| Data for the task |
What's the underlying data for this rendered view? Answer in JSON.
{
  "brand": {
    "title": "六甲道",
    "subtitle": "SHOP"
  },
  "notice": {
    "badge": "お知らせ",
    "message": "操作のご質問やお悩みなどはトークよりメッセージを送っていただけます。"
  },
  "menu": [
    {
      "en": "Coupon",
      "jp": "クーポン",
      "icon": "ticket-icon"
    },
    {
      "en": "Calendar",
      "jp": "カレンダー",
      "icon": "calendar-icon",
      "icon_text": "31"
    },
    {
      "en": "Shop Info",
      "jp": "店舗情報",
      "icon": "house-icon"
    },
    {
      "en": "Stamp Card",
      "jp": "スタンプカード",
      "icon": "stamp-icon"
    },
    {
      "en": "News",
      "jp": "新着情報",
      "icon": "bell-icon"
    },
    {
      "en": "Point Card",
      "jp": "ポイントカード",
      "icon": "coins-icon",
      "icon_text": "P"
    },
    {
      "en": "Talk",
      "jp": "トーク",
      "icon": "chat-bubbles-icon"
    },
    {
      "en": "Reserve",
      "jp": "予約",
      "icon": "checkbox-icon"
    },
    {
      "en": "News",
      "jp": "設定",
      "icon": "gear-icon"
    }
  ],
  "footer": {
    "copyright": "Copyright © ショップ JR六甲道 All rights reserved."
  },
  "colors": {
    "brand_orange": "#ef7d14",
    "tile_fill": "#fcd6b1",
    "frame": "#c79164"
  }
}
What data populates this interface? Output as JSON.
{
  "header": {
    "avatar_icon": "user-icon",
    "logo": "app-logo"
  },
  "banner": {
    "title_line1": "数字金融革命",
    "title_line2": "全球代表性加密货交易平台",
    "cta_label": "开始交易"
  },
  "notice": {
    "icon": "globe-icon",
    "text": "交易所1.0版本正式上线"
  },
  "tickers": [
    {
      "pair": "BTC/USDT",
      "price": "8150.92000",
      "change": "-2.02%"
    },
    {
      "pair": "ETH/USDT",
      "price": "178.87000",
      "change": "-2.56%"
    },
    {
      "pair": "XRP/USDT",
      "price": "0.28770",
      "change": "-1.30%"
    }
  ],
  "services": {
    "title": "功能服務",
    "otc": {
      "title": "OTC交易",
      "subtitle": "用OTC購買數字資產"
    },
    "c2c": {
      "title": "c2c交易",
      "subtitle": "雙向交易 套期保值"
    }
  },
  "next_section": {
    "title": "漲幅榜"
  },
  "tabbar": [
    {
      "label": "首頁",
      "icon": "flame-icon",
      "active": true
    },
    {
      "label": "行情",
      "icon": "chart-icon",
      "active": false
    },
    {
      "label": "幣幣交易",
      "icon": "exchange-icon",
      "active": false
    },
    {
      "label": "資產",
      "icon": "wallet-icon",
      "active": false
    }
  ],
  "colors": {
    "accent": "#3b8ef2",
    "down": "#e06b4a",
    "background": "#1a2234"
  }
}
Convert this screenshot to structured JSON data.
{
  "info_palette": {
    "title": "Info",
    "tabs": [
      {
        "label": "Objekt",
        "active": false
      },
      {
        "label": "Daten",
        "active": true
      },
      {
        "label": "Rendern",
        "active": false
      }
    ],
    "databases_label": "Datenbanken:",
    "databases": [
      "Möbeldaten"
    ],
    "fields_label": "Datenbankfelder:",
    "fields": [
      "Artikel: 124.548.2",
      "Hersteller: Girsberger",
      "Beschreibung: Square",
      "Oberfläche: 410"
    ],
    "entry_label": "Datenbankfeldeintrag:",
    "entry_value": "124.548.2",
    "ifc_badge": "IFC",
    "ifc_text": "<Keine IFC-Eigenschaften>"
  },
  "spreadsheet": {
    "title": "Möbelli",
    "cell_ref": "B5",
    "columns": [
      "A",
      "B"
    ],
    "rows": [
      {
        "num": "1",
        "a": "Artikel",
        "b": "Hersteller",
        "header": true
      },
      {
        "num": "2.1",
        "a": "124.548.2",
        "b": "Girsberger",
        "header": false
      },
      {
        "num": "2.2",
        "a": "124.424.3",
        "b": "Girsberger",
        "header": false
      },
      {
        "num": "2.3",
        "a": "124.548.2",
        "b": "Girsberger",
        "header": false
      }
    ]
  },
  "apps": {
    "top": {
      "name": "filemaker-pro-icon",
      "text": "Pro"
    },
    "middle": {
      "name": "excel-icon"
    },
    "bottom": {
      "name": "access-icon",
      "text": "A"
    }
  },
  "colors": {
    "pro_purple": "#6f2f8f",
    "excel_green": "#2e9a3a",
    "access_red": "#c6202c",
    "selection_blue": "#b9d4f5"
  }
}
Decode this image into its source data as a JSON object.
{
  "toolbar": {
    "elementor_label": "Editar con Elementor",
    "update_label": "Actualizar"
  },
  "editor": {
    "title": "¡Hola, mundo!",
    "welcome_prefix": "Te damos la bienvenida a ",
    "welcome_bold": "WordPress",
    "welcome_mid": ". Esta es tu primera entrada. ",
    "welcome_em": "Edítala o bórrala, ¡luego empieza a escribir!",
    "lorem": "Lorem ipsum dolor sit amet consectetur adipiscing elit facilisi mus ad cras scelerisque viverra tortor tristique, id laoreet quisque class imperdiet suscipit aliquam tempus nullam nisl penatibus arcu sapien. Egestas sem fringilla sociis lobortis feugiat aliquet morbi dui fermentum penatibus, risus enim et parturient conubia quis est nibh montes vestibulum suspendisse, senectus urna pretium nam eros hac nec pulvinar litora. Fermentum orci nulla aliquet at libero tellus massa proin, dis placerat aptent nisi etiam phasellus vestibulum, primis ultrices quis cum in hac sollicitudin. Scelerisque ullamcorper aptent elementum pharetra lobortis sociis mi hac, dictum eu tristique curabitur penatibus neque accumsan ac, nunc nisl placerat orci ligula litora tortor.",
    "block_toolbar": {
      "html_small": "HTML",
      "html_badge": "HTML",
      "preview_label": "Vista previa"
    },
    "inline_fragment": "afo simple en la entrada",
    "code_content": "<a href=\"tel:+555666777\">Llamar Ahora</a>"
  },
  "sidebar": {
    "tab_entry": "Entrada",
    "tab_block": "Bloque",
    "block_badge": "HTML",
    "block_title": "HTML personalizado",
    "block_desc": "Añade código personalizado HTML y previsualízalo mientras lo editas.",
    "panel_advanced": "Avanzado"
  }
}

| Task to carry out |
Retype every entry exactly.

| Written solution |
What's the underlying data for this rendered view? Answer in JSON.
{
  "brand": {
    "title": "六甲道",
    "subtitle": "SHOP"
  },
  "notice": {
    "badge": "お知らせ",
    "message": "操作のご質問やお悩みなどはトークよりメッセージを送っていただけます。"
  },
  "menu": [
    {
      "en": "Coupon",
      "jp": "クーポン",
      "icon": "ticket-icon"
    },
    {
      "en": "Calendar",
      "jp": "カレンダー",
      "icon": "calendar-icon",
      "icon_text": "31"
    },
    {
      "en": "Shop Info",
      "jp": "店舗情報",
      "icon": "house-icon"
    },
    {
      "en": "Stamp Card",
      "jp": "スタンプカード",
      "icon": "stamp-icon"
    },
    {
      "en": "News",
      "jp": "新着情報",
      "icon": "bell-icon"
    },
    {
      "en": "Point Card",
      "jp": "ポイントカード",
      "icon": "coins-icon",
      "icon_text": "P"
    },
    {
      "en": "Talk",
      "jp": "トーク",
      "icon": "chat-bubbles-icon"
    },
    {
      "en": "Reserve",
      "jp": "予約",
      "icon": "checkbox-icon"
    },
    {
      "en": "News",
      "jp": "設定",
      "icon": "gear-icon"
    }
  ],
  "footer": {
    "copyright": "Copyright © ショップ JR六甲道 All rights reserved."
  },
  "colors": {
    "brand_orange": "#ef7d14",
    "tile_fill": "#fcd6b1",
    "frame": "#c79164"
  }
}
What data populates this interface? Output as JSON.
{
  "header": {
    "avatar_icon": "user-icon",
    "logo": "app-logo"
  },
  "banner": {
    "title_line1": "数字金融革命",
    "title_line2": "全球代表性加密货交易平台",
    "cta_label": "开始交易"
  },
  "notice": {
    "icon": "globe-icon",
    "text": "交易所1.0版本正式上线"
  },
  "tickers": [
    {
      "pair": "BTC/USDT",
      "price": "8150.92000",
      "change": "-2.02%"
    },
    {
      "pair": "ETH/USDT",
      "price": "178.87000",
      "change": "-2.56%"
    },
    {
      "pair": "XRP/USDT",
      "price": "0.28770",
      "change": "-1.30%"
    }
  ],
  "services": {
    "title": "功能服務",
    "otc": {
      "title": "OTC交易",
      "subtitle": "用OTC購買數字資產"
    },
    "c2c": {
      "title": "c2c交易",
      "subtitle": "雙向交易 套期保值"
    }
  },
  "next_section": {
    "title": "漲幅榜"
  },
  "tabbar": [
    {
      "label": "首頁",
      "icon": "flame-icon",
      "active": true
    },
    {
      "label": "行情",
      "icon": "chart-icon",
      "active": false
    },
    {
      "label": "幣幣交易",
      "icon": "exchange-icon",
      "active": false
    },
    {
      "label": "資產",
      "icon": "wallet-icon",
      "active": false
    }
  ],
  "colors": {
    "accent": "#3b8ef2",
    "down": "#e06b4a",
    "background": "#1a2234"
  }
}
Convert this screenshot to structured JSON data.
{
  "info_palette": {
    "title": "Info",
    "tabs": [
      {
        "label": "Objekt",
        "active": false
      },
      {
        "label": "Daten",
        "active": true
      },
      {
        "label": "Rendern",
        "active": false
      }
    ],
    "databases_label": "Datenbanken:",
    "databases": [
      "Möbeldaten"
    ],
    "fields_label": "Datenbankfelder:",
    "fields": [
      "Artikel: 124.548.2",
      "Hersteller: Girsberger",
      "Beschreibung: Square",
      "Oberfläche: 410"
    ],
    "entry_label": "Datenbankfeldeintrag:",
    "entry_value": "124.548.2",
    "ifc_badge": "IFC",
    "ifc_text": "<Keine IFC-Eigenschaften>"
  },
  "spreadsheet": {
    "title": "Möbelli",
    "cell_ref": "B5",
    "columns": [
      "A",
      "B"
    ],
    "rows": [
      {
        "num": "1",
        "a": "Artikel",
        "b": "Hersteller",
        "header": true
      },
      {
        "num": "2.1",
        "a": "124.548.2",
        "b": "Girsberger",
        "header": false
      },
      {
        "num": "2.2",
        "a": "124.424.3",
        "b": "Girsberger",
        "header": false
      },
      {
        "num": "2.3",
        "a": "124.548.2",
        "b": "Girsberger",
        "header": false
      }
    ]
  },
  "apps": {
    "top": {
      "name": "filemaker-pro-icon",
      "text": "Pro"
    },
    "middle": {
      "name": "excel-icon"
    },
    "bottom": {
      "name": "access-icon",
      "text": "A"
    }
  },
  "colors": {
    "pro_purple": "#6f2f8f",
    "excel_green": "#2e9a3a",
    "access_red": "#c6202c",
    "selection_blue": "#b9d4f5"
  }
}
Decode this image into its source data as a JSON object.
{
  "toolbar": {
    "elementor_label": "Editar con Elementor",
    "update_label": "Actualizar"
  },
  "editor": {
    "title": "¡Hola, mundo!",
    "welcome_prefix": "Te damos la bienvenida a ",
    "welcome_bold": "WordPress",
    "welcome_mid": ". Esta es tu primera entrada. ",
    "welcome_em": "Edítala o bórrala, ¡luego empieza a escribir!",
    "lorem": "Lorem ipsum dolor sit amet consectetur adipiscing elit facilisi mus ad cras scelerisque viverra tortor tristique, id laoreet quisque class imperdiet suscipit aliquam tempus nullam nisl penatibus arcu sapien. Egestas sem fringilla sociis lobortis feugiat aliquet morbi dui fermentum penatibus, risus enim et parturient conubia quis est nibh montes vestibulum suspendisse, senectus urna pretium nam eros hac nec pulvinar litora. Fermentum orci nulla aliquet at libero tellus massa proin, dis placerat aptent nisi etiam phasellus vestibulum, primis ultrices quis cum in hac sollicitudin. Scelerisque ullamcorper aptent elementum pharetra lobortis sociis mi hac, dictum eu tristique curabitur penatibus neque accumsan ac, nunc nisl placerat orci ligula litora tortor.",
    "block_toolbar": {
      "html_small": "HTML",
      "html_badge": "HTML",
      "preview_label": "Vista previa"
    },
    "inline_fragment": "afo simple en la entrada",
    "code_content": "<a href=\"tel:+555666777\">Llamar Ahora</a>"
  },
  "sidebar": {
    "tab_entry": "Entrada",
    "tab_block": "Bloque",
    "block_badge": "HTML",
    "block_title": "HTML personalizado",
    "block_desc": "Añade código personalizado HTML y previsualízalo mientras lo editas.",
    "panel_advanced": "Avanzado"
  }
}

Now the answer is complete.